As you know, data becomes immediately clearer with data visualisation. However, only mapping is capable of analysing the spatio‑temporal dimension. It provides the opportunity to highlight key issues and identify real trends.
From the Wall Street Journal to the hit TV series Game of Thrones, everyone is converting to data visualisation. The latest must‑have phenomenon, these devices reveal significant advantages for better understanding the mass of data that’s out there.
Maps take you further
With big data, and even more so with smart data, a huge mass of information useful to companies is constantly and automatically generated. It comes from a really diverse range of sources such as websites, connected objects and different business software.
But, while data viz diagrams and graphs are a means of communication designed to capture the attention, maps can go a whole lot further. Used in parallel, mapping adds context to the analysis and represents all sorts of potentially complex information in a simple and easy‑to‑read way.
Strengthening the visual impact of performance indicators
Bit by bit, mapping provides support for day‑to‑day activities and can be used in a wide variety of business sectors. In large‑scale distribution, for example, with this system, you can see at a glance the performance of the entire store network, changes in turnover and even footfall and average consumer spend.

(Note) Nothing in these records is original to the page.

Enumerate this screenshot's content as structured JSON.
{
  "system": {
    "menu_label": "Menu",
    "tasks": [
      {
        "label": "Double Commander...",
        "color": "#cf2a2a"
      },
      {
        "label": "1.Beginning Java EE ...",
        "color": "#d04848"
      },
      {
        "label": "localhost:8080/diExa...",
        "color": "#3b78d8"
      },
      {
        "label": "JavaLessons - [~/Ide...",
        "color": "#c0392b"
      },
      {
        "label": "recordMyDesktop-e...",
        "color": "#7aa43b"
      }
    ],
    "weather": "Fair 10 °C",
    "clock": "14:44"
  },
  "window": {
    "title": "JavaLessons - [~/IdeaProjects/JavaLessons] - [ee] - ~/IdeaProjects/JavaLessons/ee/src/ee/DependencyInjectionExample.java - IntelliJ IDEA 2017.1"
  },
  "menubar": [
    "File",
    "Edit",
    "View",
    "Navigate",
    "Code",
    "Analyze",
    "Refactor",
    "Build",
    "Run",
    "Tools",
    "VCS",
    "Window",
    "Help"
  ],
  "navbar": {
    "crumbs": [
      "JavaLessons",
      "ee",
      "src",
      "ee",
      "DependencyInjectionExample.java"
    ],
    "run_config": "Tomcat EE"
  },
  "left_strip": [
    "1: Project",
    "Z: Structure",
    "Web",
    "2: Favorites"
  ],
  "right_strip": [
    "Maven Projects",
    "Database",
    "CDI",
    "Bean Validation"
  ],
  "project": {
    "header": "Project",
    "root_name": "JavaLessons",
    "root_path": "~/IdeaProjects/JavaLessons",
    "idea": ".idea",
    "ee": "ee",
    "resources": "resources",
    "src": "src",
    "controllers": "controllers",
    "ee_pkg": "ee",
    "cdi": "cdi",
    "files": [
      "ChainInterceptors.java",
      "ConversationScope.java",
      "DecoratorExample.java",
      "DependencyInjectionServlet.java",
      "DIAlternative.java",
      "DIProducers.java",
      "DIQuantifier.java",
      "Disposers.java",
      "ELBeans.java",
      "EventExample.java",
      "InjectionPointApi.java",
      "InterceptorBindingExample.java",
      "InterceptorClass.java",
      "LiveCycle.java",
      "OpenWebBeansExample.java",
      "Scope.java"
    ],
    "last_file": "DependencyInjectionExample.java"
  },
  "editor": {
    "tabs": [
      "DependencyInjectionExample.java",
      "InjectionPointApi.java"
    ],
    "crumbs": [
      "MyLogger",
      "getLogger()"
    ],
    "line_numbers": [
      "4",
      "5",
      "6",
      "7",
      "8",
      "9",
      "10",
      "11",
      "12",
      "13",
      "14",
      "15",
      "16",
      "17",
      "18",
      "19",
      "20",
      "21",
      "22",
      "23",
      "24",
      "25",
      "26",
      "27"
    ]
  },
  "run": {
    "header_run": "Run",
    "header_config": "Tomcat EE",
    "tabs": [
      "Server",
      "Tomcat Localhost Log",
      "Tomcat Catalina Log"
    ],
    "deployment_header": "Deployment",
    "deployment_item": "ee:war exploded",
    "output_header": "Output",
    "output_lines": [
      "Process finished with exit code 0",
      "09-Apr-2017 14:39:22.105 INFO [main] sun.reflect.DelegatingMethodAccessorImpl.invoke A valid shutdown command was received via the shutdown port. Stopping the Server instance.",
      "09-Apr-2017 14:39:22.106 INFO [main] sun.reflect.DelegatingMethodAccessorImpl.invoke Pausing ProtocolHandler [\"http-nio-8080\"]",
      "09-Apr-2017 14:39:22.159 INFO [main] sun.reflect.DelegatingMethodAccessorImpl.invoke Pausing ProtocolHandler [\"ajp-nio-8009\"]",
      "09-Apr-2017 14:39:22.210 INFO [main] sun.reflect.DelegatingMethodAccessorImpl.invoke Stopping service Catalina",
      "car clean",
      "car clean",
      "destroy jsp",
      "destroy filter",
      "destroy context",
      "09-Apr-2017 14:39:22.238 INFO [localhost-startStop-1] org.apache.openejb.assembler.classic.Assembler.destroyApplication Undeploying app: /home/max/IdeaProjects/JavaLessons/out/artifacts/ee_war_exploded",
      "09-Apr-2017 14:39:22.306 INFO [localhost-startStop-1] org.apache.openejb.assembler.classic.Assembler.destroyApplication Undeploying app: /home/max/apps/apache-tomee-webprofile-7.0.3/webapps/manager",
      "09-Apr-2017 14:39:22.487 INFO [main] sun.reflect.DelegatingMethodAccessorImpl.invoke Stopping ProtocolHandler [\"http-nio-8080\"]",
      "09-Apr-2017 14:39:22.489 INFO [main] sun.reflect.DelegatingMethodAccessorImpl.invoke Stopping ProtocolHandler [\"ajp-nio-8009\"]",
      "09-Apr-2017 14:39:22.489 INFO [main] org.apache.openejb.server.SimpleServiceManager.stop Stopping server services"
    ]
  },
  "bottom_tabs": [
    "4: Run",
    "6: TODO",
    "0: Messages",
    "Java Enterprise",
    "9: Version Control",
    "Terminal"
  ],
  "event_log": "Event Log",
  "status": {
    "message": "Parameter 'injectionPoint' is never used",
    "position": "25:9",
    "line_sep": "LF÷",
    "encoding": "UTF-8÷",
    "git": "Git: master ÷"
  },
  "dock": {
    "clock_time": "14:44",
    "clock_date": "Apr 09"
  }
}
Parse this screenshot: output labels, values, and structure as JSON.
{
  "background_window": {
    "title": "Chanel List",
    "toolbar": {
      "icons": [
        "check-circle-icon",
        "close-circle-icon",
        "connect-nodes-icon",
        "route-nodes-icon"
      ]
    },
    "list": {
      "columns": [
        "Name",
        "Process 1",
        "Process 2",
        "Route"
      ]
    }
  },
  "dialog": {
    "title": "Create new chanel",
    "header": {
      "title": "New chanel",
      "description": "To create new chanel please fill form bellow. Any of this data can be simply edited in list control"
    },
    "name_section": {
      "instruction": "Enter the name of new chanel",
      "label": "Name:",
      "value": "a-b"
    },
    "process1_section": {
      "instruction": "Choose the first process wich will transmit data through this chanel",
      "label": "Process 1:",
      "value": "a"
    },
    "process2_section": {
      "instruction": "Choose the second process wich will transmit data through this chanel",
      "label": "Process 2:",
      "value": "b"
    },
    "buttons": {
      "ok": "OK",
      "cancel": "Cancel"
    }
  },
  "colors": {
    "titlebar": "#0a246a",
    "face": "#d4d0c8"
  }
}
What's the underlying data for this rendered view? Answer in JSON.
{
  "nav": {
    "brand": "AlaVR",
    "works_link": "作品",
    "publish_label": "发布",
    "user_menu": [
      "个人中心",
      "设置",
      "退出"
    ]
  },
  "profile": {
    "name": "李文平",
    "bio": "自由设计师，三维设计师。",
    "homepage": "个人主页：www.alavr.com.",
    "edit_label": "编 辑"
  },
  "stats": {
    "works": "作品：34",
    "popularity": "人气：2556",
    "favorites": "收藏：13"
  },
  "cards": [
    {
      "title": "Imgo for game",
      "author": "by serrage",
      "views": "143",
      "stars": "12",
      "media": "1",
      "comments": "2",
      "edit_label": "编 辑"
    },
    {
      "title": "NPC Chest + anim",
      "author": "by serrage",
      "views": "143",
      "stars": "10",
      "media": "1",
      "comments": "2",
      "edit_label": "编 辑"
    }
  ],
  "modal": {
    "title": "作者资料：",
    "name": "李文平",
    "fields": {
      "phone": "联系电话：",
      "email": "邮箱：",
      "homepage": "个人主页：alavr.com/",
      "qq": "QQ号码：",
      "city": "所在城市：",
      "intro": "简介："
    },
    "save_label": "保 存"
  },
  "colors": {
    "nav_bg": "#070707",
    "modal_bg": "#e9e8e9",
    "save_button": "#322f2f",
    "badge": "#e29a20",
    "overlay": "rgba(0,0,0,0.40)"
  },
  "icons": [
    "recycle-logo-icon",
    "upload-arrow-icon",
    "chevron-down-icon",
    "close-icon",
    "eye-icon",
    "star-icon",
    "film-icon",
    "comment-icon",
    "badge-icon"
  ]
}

>>> To find out more, check our location intelligence blog.
To give you another example, let’s look at La Poste, the French postal service. Here, mapping helps to monitor the volume of parcels by sector or county. From this, it is possible to know whether delivery times are meeting set objectives 100% of the time. “There is no better resource than the map to get a snapshot of the business in real time for a given territory”, concludes Sébastien Connesson, Galigeo co‑founder and CTO. As our brains are hardwired to interpret shapes and colours, mapping naturally strengthens the visual impact of all performance indicators.
More precise than simple data viz, mapping meets the needs of companies in the here and now, especially those that have taken the management cockpit road. This practice involves displaying the different performance indicators permanently on a large monitor. At the slightest problem, such as a drop in performance or security, an alert is triggered and the map then becomes an important tool to get things back on track.